Work task:
Copy out each line below that has the word "this" in it.

***** Extracted records *****

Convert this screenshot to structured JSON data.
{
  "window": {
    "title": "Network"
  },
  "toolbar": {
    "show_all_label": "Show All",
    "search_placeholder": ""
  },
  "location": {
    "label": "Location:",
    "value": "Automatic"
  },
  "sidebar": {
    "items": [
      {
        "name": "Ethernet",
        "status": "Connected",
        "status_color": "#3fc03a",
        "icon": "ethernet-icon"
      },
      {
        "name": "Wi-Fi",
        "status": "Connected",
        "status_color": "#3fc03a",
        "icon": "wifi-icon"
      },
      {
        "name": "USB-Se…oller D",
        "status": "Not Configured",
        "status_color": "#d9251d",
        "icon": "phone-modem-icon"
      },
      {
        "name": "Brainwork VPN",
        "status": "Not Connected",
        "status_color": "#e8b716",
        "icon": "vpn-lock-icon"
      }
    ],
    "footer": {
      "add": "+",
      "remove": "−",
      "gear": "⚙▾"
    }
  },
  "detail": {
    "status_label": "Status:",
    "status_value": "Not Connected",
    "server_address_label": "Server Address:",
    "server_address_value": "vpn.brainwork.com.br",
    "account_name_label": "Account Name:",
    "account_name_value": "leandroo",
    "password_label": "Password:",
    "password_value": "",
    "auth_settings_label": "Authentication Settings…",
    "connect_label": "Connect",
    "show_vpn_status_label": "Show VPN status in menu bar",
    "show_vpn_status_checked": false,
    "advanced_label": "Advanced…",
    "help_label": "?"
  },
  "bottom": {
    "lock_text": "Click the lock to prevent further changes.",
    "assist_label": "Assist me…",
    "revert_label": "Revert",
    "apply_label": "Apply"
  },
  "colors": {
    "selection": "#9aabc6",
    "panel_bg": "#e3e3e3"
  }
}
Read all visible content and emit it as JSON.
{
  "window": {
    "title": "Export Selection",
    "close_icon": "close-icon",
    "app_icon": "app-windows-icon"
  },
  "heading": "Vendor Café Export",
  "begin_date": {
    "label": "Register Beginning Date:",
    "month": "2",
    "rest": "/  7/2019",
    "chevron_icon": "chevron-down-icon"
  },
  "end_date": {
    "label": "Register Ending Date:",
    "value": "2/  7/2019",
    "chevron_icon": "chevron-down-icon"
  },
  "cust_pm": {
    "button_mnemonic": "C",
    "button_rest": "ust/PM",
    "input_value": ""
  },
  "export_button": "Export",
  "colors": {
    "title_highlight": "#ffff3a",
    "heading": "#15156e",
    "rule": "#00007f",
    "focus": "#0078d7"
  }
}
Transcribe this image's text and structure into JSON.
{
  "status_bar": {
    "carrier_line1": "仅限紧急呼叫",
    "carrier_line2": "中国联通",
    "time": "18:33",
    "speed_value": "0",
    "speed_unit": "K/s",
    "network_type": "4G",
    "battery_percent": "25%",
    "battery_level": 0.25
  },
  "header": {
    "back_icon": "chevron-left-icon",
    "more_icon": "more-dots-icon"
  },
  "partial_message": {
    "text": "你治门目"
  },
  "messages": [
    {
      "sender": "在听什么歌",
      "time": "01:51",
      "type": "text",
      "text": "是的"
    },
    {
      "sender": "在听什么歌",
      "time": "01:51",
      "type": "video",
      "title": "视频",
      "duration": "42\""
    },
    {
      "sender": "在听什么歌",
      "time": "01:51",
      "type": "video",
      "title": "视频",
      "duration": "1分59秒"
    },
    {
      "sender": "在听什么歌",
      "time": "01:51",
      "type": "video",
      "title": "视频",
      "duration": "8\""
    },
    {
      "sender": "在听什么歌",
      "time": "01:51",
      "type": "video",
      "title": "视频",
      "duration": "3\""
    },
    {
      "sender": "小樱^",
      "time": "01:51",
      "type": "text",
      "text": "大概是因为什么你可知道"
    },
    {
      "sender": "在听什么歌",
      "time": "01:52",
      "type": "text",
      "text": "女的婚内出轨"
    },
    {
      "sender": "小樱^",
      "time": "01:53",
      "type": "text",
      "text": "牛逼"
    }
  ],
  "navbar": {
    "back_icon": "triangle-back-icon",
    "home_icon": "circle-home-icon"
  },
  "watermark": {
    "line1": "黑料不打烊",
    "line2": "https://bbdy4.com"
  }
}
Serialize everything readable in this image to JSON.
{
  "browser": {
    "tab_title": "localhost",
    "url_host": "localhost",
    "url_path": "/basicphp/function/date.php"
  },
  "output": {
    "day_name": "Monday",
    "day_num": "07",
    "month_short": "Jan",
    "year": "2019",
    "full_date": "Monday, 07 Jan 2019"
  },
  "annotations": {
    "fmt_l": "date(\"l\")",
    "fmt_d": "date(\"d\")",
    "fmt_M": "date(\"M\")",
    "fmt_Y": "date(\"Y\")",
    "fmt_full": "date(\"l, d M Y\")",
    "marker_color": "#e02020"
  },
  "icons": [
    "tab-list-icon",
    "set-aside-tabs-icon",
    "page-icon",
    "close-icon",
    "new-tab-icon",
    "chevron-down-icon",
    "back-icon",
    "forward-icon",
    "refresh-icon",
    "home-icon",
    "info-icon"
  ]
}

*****

Task result:
Convert this screenshot to structured JSON data.
Transcribe this image's text and structure into JSON.
Serialize everything readable in this image to JSON.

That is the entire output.